The Apollo Theater in Harlem is one of New York City’s most famous concert venues, and the title of the album APOLLO SATURDAY NIGHT is not a case of false advertising: it does indeed contain live performances which were recorded at the Apollo Theater on Saturday, November 13, 1963. The stars of the show: The Coasters, The Falcons, Ben E. King, Otis Redding, Rufus Thomas, and Doris Troy. (If you aren’t familiar with The Falcons, you’ll be familiar with a couple of the gentlemen who were serving as members of the group at the time: Wilson Pickett and Eddie Floyd.)
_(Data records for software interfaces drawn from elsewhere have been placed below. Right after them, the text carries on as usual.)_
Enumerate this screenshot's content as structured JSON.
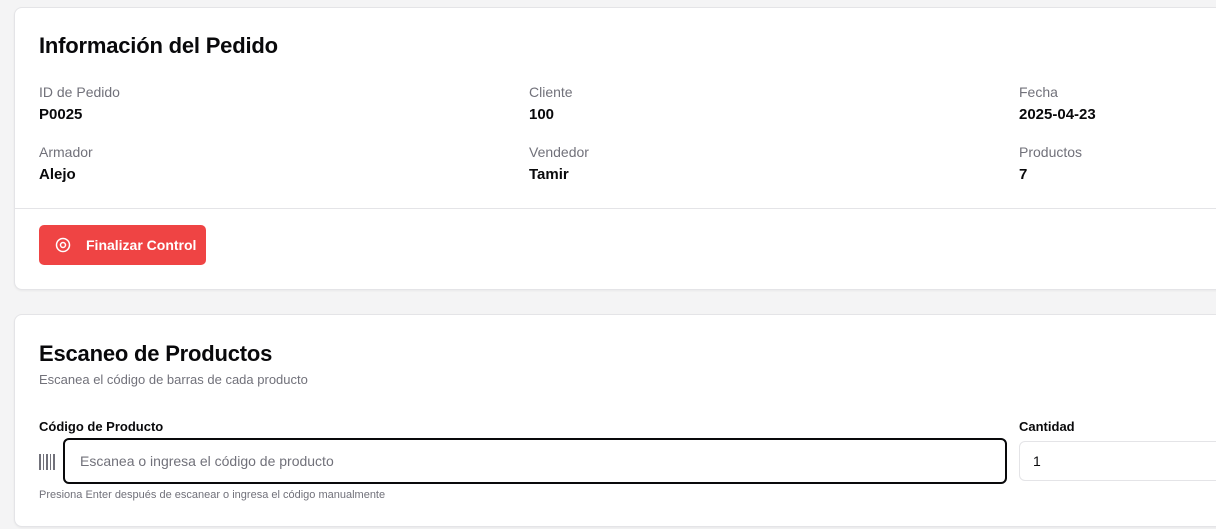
{
  "order_info": {
    "title": "Información del Pedido",
    "fields": [
      {
        "label": "ID de Pedido",
        "value": "P0025"
      },
      {
        "label": "Cliente",
        "value": "100"
      },
      {
        "label": "Fecha",
        "value": "2025-04-23"
      },
      {
        "label": "Armador",
        "value": "Alejo"
      },
      {
        "label": "Vendedor",
        "value": "Tamir"
      },
      {
        "label": "Productos",
        "value": "7"
      }
    ],
    "finish_button": {
      "label": "Finalizar Control",
      "icon": "stop-circle-icon"
    },
    "accent_color": "#ef4444"
  },
  "scan": {
    "title": "Escaneo de Productos",
    "subtitle": "Escanea el código de barras de cada producto",
    "code_label": "Código de Producto",
    "code_placeholder": "Escanea o ingresa el código de producto",
    "code_value": "",
    "barcode_icon": "barcode-icon",
    "quantity_label": "Cantidad",
    "quantity_value": "1",
    "hint": "Presiona Enter después de escanear o ingresa el código manualmente"
  }
}
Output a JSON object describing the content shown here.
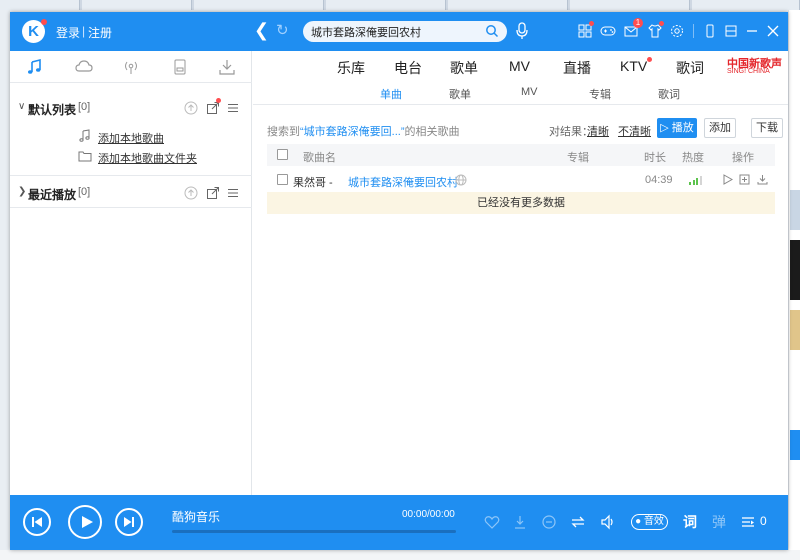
{
  "app": {
    "login": "登录",
    "separator": "|",
    "register": "注册",
    "search_query": "城市套路深俺要回农村",
    "notification_count": "1"
  },
  "top_nav": [
    "乐库",
    "电台",
    "歌单",
    "MV",
    "直播",
    "KTV",
    "歌词"
  ],
  "promo": {
    "line1": "中国新歌声",
    "line2": "SING! CHINA"
  },
  "sub_tabs": [
    "单曲",
    "歌单",
    "MV",
    "专辑",
    "歌词"
  ],
  "active_sub_tab": "单曲",
  "playlists": [
    {
      "name": "默认列表",
      "count": "[0]"
    },
    {
      "name": "最近播放",
      "count": "[0]"
    }
  ],
  "add_actions": [
    "添加本地歌曲",
    "添加本地歌曲文件夹"
  ],
  "results": {
    "prefix": "搜索到",
    "keyword": "“城市套路深俺要回...”",
    "suffix": "的相关歌曲",
    "label": "对结果：",
    "clear": "清晰",
    "standard": "不清晰",
    "play": "▷ 播放",
    "add": "添加",
    "download": "下载"
  },
  "table": {
    "headers": {
      "song": "歌曲名",
      "album": "专辑",
      "duration": "时长",
      "heat": "热度",
      "actions": "操作"
    },
    "rows": [
      {
        "artist": "果然哥 - ",
        "song": "城市套路深俺要回农村",
        "duration": "04:39",
        "heat": 0.75
      }
    ],
    "no_more": "已经没有更多数据"
  },
  "player": {
    "title": "酷狗音乐",
    "time": "00:00/00:00",
    "progress": 0,
    "sound_effect": "音效",
    "lyrics": "词",
    "danmu": "弹",
    "queue_count": "0"
  },
  "colors": {
    "accent": "#1f8ef1",
    "badge": "#ff4d4f",
    "heat": "#5dc34e",
    "notice_bg": "#fbf5e3"
  }
}
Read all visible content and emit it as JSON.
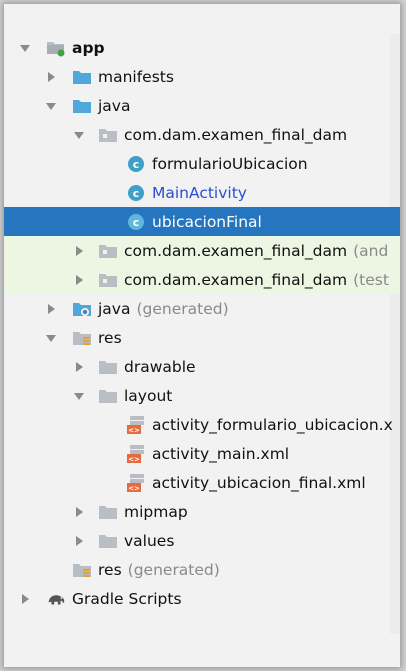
{
  "project_tree": {
    "app": "app",
    "manifests": "manifests",
    "java": "java",
    "package_main": "com.dam.examen_final_dam",
    "class_formulario": "formularioUbicacion",
    "class_main": "MainActivity",
    "class_ubicacion": "ubicacionFinal",
    "package_android_test": "com.dam.examen_final_dam",
    "package_android_test_suffix": "(and",
    "package_test": "com.dam.examen_final_dam",
    "package_test_suffix": "(test",
    "java_generated": "java",
    "java_generated_suffix": "(generated)",
    "res": "res",
    "drawable": "drawable",
    "layout": "layout",
    "layout_file_1": "activity_formulario_ubicacion.x",
    "layout_file_2": "activity_main.xml",
    "layout_file_3": "activity_ubicacion_final.xml",
    "mipmap": "mipmap",
    "values": "values",
    "res_generated": "res",
    "res_generated_suffix": "(generated)",
    "gradle_scripts": "Gradle Scripts"
  },
  "icons": {
    "module": "app-module-icon",
    "folder": "folder-icon",
    "package": "package-icon",
    "class": "class-icon",
    "xml": "xml-layout-icon",
    "gradle": "gradle-elephant-icon"
  },
  "colors": {
    "selection": "#2675bf",
    "folder_blue": "#4fa8d8",
    "package_gray": "#b9bec4",
    "class_cyan": "#3ea0c8",
    "link_blue": "#2a4fd0",
    "test_tint": "#edf5e3"
  }
}
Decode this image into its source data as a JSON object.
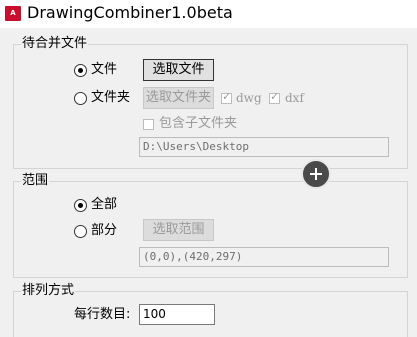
{
  "window": {
    "title": "DrawingCombiner1.0beta",
    "icon_text": "A",
    "icon_color": "#c8102e"
  },
  "merge_group": {
    "label": "待合并文件",
    "file_radio_label": "文件",
    "file_radio_checked": true,
    "select_file_button": "选取文件",
    "folder_radio_label": "文件夹",
    "folder_radio_checked": false,
    "select_folder_button": "选取文件夹",
    "dwg_label": "dwg",
    "dwg_checked": true,
    "dxf_label": "dxf",
    "dxf_checked": true,
    "include_subfolders_label": "包含子文件夹",
    "include_subfolders_checked": false,
    "path_value": "D:\\Users\\Desktop"
  },
  "range_group": {
    "label": "范围",
    "all_radio_label": "全部",
    "all_radio_checked": true,
    "partial_radio_label": "部分",
    "partial_radio_checked": false,
    "select_range_button": "选取范围",
    "range_value": "(0,0),(420,297)"
  },
  "arrange_group": {
    "label": "排列方式",
    "per_row_label": "每行数目:",
    "per_row_value": "100"
  }
}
50 years ago today, the story of the band Chicago began. Yes, for those of you who might’ve been wondering, that story does begin in Chicago. It does not, however, start with Chicago. It starts with…The Big Thing.
Here’s the way things break down. Walt Parazaider, Terry Kath, and Danny Seraphine were members of The Missing Links, a band which played around Chicago, sometimes featuring guest trumpet from Lee Loughnane, a friend of Kath’s.
When putting together a playlist to commemorate Valentine’s Day, it’s not exactly a struggle to come up with love songs for inclusion. Indeed, if anything, it’s more an issue as to what you’re going to leave out of the mix in order to keep it from getting too overwhelming.
Thankfully for you, we’ve spent a lot of time curating Rhino’s Love Songs playlist, and we think we’ve compiled a pretty great mix of classic tracks and new tunes which crosses a variety of genres while still maintaining a cohesion that makes for darned good listening.
Word reached us yesterday that legendary jazz and R&B vocalist and musician Al Jarreau had died at the age of 76. The sad news emerged in time for Jarreau to receive a tribute at last night’s Grammy Awards, but given how much of his back catalog resides here at Rhino, we wanted to pay our respects as well.
Alwin Lopez Jarreau was born on March 12, 1940 in Milwaukee, Wisconsin, where he sang in the choir of his father’s Seventh-day Adventist Church. While attending Ripon College, he was a member of a singing group called The Indigos, and upon relocating to San Francisco, he worked as a rehab counselor by day and a singer for George Duke’s jazz trio by night. It was in 1968 that Jarreau became a full-time jazzman, joining forces with acoustic guitarist Julio Martinez and heading to Los Angeles. After a number of television appearances on such high profile alk shows as The Tonight Show starring Johnny Carson, The Mike Douglas Show, The Merv Griffin Show, and the like, Jarreau secured a record deal with Warner Brothers, releasing his debut album, WE GOT BY, in 1975.
On this day in 1942, Peter Halsten Thorkelson entered the world, but you probably know him better by the name he used when he was bassist and keyboardist with The Monkees: Peter Tork. To celebrate Peter’s birthday, we’ve put together a list of nine Monkees songs which were either written or co-written by Tork. Give ‘em a listen, and from there you can check out the official Monkees playlist to reach total Tork-dom.
If you watched the Grammy Awards last night, then you saw Bruno Mars’ loving tribute to the late, great music legend known as Prince, but now it’s time to get back to listening to the man himself…and in case you hadn’t yet noticed, as of yesterday, you can once again listen to his Warner Bros. catalog via your favorite digital streaming services.